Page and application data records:
== Segment start ==

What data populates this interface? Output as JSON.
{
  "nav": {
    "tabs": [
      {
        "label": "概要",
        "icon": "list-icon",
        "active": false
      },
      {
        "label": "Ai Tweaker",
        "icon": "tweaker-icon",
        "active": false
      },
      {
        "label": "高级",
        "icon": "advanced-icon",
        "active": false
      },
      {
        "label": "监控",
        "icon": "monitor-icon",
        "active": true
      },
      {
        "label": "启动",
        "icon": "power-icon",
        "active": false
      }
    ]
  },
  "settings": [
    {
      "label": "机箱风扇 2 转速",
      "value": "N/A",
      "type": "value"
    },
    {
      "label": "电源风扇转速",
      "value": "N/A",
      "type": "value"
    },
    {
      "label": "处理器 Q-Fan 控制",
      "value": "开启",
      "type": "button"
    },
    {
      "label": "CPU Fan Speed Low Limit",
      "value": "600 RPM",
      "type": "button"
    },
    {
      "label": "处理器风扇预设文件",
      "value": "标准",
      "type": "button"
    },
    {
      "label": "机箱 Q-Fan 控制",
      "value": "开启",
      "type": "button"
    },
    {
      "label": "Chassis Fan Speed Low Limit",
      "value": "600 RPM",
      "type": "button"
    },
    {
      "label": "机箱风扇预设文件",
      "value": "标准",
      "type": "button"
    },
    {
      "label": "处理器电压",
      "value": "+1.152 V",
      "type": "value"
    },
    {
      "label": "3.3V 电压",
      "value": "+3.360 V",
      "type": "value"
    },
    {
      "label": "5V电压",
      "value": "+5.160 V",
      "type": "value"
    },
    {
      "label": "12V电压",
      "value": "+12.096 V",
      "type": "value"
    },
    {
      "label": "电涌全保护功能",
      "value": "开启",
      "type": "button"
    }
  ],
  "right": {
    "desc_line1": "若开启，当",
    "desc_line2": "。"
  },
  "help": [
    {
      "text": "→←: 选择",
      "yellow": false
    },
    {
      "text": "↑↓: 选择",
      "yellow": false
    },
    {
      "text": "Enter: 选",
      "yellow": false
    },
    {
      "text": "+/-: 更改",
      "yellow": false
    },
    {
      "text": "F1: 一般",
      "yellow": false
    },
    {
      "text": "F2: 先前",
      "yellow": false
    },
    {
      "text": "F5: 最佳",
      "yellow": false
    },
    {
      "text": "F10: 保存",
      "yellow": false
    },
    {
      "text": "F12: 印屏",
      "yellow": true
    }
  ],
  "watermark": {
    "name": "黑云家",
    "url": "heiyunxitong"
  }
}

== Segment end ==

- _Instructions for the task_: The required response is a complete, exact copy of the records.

- _Response below_:
What data populates this interface? Output as JSON.
{
  "nav": {
    "tabs": [
      {
        "label": "概要",
        "icon": "list-icon",
        "active": false
      },
      {
        "label": "Ai Tweaker",
        "icon": "tweaker-icon",
        "active": false
      },
      {
        "label": "高级",
        "icon": "advanced-icon",
        "active": false
      },
      {
        "label": "监控",
        "icon": "monitor-icon",
        "active": true
      },
      {
        "label": "启动",
        "icon": "power-icon",
        "active": false
      }
    ]
  },
  "settings": [
    {
      "label": "机箱风扇 2 转速",
      "value": "N/A",
      "type": "value"
    },
    {
      "label": "电源风扇转速",
      "value": "N/A",
      "type": "value"
    },
    {
      "label": "处理器 Q-Fan 控制",
      "value": "开启",
      "type": "button"
    },
    {
      "label": "CPU Fan Speed Low Limit",
      "value": "600 RPM",
      "type": "button"
    },
    {
      "label": "处理器风扇预设文件",
      "value": "标准",
      "type": "button"
    },
    {
      "label": "机箱 Q-Fan 控制",
      "value": "开启",
      "type": "button"
    },
    {
      "label": "Chassis Fan Speed Low Limit",
      "value": "600 RPM",
      "type": "button"
    },
    {
      "label": "机箱风扇预设文件",
      "value": "标准",
      "type": "button"
    },
    {
      "label": "处理器电压",
      "value": "+1.152 V",
      "type": "value"
    },
    {
      "label": "3.3V 电压",
      "value": "+3.360 V",
      "type": "value"
    },
    {
      "label": "5V电压",
      "value": "+5.160 V",
      "type": "value"
    },
    {
      "label": "12V电压",
      "value": "+12.096 V",
      "type": "value"
    },
    {
      "label": "电涌全保护功能",
      "value": "开启",
      "type": "button"
    }
  ],
  "right": {
    "desc_line1": "若开启，当",
    "desc_line2": "。"
  },
  "help": [
    {
      "text": "→←: 选择",
      "yellow": false
    },
    {
      "text": "↑↓: 选择",
      "yellow": false
    },
    {
      "text": "Enter: 选",
      "yellow": false
    },
    {
      "text": "+/-: 更改",
      "yellow": false
    },
    {
      "text": "F1: 一般",
      "yellow": false
    },
    {
      "text": "F2: 先前",
      "yellow": false
    },
    {
      "text": "F5: 最佳",
      "yellow": false
    },
    {
      "text": "F10: 保存",
      "yellow": false
    },
    {
      "text": "F12: 印屏",
      "yellow": true
    }
  ],
  "watermark": {
    "name": "黑云家",
    "url": "heiyunxitong"
  }
}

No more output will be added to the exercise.